Dataset rows for apps and sites
——
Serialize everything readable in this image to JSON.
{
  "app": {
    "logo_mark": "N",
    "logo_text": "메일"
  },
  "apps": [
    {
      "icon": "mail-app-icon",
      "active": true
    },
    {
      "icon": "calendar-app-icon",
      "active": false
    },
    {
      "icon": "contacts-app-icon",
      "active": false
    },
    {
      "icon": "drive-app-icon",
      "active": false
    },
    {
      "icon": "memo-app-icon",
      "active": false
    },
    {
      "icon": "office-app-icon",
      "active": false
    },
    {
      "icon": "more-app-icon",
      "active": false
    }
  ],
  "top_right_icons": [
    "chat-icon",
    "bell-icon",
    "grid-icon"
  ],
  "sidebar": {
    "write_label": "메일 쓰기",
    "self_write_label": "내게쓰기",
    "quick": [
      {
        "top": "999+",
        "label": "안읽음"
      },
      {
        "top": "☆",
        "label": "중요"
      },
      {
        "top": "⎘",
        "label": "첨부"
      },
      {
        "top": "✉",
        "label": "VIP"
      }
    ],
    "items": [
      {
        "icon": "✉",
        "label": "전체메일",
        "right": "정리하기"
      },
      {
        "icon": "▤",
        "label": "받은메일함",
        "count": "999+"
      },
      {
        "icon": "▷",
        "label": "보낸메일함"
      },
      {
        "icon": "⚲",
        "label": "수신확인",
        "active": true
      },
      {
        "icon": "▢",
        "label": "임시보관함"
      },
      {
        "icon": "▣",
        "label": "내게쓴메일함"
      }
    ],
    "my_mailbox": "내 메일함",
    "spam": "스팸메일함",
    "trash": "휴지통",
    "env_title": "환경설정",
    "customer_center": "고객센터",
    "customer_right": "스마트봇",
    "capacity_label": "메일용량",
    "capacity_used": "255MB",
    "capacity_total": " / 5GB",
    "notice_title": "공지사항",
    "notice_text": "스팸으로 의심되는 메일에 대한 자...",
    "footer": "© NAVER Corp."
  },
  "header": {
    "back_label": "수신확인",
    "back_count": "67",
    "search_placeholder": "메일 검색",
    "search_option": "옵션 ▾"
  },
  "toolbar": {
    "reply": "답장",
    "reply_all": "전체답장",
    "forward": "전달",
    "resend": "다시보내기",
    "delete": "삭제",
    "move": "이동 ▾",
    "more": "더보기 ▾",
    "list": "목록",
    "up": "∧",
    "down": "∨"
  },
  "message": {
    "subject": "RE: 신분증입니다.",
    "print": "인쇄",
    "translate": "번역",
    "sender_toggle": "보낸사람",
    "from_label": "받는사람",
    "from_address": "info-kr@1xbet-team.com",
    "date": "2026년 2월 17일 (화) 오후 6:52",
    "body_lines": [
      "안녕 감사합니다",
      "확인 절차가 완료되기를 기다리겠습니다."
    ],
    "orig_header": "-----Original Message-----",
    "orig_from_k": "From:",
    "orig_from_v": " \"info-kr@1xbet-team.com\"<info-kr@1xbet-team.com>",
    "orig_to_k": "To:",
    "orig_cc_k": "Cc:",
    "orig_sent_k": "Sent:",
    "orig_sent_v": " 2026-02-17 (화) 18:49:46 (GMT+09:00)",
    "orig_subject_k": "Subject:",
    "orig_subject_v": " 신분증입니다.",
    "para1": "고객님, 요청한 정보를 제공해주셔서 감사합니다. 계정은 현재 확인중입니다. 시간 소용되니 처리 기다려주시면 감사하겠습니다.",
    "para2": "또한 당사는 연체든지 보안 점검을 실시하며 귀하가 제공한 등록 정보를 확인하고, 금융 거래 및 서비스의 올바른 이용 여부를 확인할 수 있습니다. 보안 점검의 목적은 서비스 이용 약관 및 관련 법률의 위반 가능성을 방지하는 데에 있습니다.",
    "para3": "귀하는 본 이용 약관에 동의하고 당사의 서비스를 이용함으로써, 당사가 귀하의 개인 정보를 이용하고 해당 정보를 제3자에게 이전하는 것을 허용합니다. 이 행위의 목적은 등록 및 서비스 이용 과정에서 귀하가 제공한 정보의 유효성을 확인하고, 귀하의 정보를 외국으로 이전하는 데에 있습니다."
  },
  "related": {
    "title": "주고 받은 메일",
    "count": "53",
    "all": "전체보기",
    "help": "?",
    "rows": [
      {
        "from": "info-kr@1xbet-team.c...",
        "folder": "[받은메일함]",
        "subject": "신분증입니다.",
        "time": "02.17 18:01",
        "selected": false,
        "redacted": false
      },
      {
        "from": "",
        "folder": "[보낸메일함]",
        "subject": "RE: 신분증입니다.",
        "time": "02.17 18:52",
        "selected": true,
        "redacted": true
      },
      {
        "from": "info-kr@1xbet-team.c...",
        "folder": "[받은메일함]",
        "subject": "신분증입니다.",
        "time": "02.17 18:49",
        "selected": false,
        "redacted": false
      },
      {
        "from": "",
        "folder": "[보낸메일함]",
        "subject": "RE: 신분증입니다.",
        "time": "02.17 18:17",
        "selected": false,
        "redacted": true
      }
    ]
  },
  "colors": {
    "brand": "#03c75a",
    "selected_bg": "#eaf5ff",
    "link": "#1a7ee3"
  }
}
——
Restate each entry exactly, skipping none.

» ANSWER
Serialize everything readable in this image to JSON.
{
  "app": {
    "logo_mark": "N",
    "logo_text": "메일"
  },
  "apps": [
    {
      "icon": "mail-app-icon",
      "active": true
    },
    {
      "icon": "calendar-app-icon",
      "active": false
    },
    {
      "icon": "contacts-app-icon",
      "active": false
    },
    {
      "icon": "drive-app-icon",
      "active": false
    },
    {
      "icon": "memo-app-icon",
      "active": false
    },
    {
      "icon": "office-app-icon",
      "active": false
    },
    {
      "icon": "more-app-icon",
      "active": false
    }
  ],
  "top_right_icons": [
    "chat-icon",
    "bell-icon",
    "grid-icon"
  ],
  "sidebar": {
    "write_label": "메일 쓰기",
    "self_write_label": "내게쓰기",
    "quick": [
      {
        "top": "999+",
        "label": "안읽음"
      },
      {
        "top": "☆",
        "label": "중요"
      },
      {
        "top": "⎘",
        "label": "첨부"
      },
      {
        "top": "✉",
        "label": "VIP"
      }
    ],
    "items": [
      {
        "icon": "✉",
        "label": "전체메일",
        "right": "정리하기"
      },
      {
        "icon": "▤",
        "label": "받은메일함",
        "count": "999+"
      },
      {
        "icon": "▷",
        "label": "보낸메일함"
      },
      {
        "icon": "⚲",
        "label": "수신확인",
        "active": true
      },
      {
        "icon": "▢",
        "label": "임시보관함"
      },
      {
        "icon": "▣",
        "label": "내게쓴메일함"
      }
    ],
    "my_mailbox": "내 메일함",
    "spam": "스팸메일함",
    "trash": "휴지통",
    "env_title": "환경설정",
    "customer_center": "고객센터",
    "customer_right": "스마트봇",
    "capacity_label": "메일용량",
    "capacity_used": "255MB",
    "capacity_total": " / 5GB",
    "notice_title": "공지사항",
    "notice_text": "스팸으로 의심되는 메일에 대한 자...",
    "footer": "© NAVER Corp."
  },
  "header": {
    "back_label": "수신확인",
    "back_count": "67",
    "search_placeholder": "메일 검색",
    "search_option": "옵션 ▾"
  },
  "toolbar": {
    "reply": "답장",
    "reply_all": "전체답장",
    "forward": "전달",
    "resend": "다시보내기",
    "delete": "삭제",
    "move": "이동 ▾",
    "more": "더보기 ▾",
    "list": "목록",
    "up": "∧",
    "down": "∨"
  },
  "message": {
    "subject": "RE: 신분증입니다.",
    "print": "인쇄",
    "translate": "번역",
    "sender_toggle": "보낸사람",
    "from_label": "받는사람",
    "from_address": "info-kr@1xbet-team.com",
    "date": "2026년 2월 17일 (화) 오후 6:52",
    "body_lines": [
      "안녕 감사합니다",
      "확인 절차가 완료되기를 기다리겠습니다."
    ],
    "orig_header": "-----Original Message-----",
    "orig_from_k": "From:",
    "orig_from_v": " \"info-kr@1xbet-team.com\"<info-kr@1xbet-team.com>",
    "orig_to_k": "To:",
    "orig_cc_k": "Cc:",
    "orig_sent_k": "Sent:",
    "orig_sent_v": " 2026-02-17 (화) 18:49:46 (GMT+09:00)",
    "orig_subject_k": "Subject:",
    "orig_subject_v": " 신분증입니다.",
    "para1": "고객님, 요청한 정보를 제공해주셔서 감사합니다. 계정은 현재 확인중입니다. 시간 소용되니 처리 기다려주시면 감사하겠습니다.",
    "para2": "또한 당사는 연체든지 보안 점검을 실시하며 귀하가 제공한 등록 정보를 확인하고, 금융 거래 및 서비스의 올바른 이용 여부를 확인할 수 있습니다. 보안 점검의 목적은 서비스 이용 약관 및 관련 법률의 위반 가능성을 방지하는 데에 있습니다.",
    "para3": "귀하는 본 이용 약관에 동의하고 당사의 서비스를 이용함으로써, 당사가 귀하의 개인 정보를 이용하고 해당 정보를 제3자에게 이전하는 것을 허용합니다. 이 행위의 목적은 등록 및 서비스 이용 과정에서 귀하가 제공한 정보의 유효성을 확인하고, 귀하의 정보를 외국으로 이전하는 데에 있습니다."
  },
  "related": {
    "title": "주고 받은 메일",
    "count": "53",
    "all": "전체보기",
    "help": "?",
    "rows": [
      {
        "from": "info-kr@1xbet-team.c...",
        "folder": "[받은메일함]",
        "subject": "신분증입니다.",
        "time": "02.17 18:01",
        "selected": false,
        "redacted": false
      },
      {
        "from": "",
        "folder": "[보낸메일함]",
        "subject": "RE: 신분증입니다.",
        "time": "02.17 18:52",
        "selected": true,
        "redacted": true
      },
      {
        "from": "info-kr@1xbet-team.c...",
        "folder": "[받은메일함]",
        "subject": "신분증입니다.",
        "time": "02.17 18:49",
        "selected": false,
        "redacted": false
      },
      {
        "from": "",
        "folder": "[보낸메일함]",
        "subject": "RE: 신분증입니다.",
        "time": "02.17 18:17",
        "selected": false,
        "redacted": true
      }
    ]
  },
  "colors": {
    "brand": "#03c75a",
    "selected_bg": "#eaf5ff",
    "link": "#1a7ee3"
  }
}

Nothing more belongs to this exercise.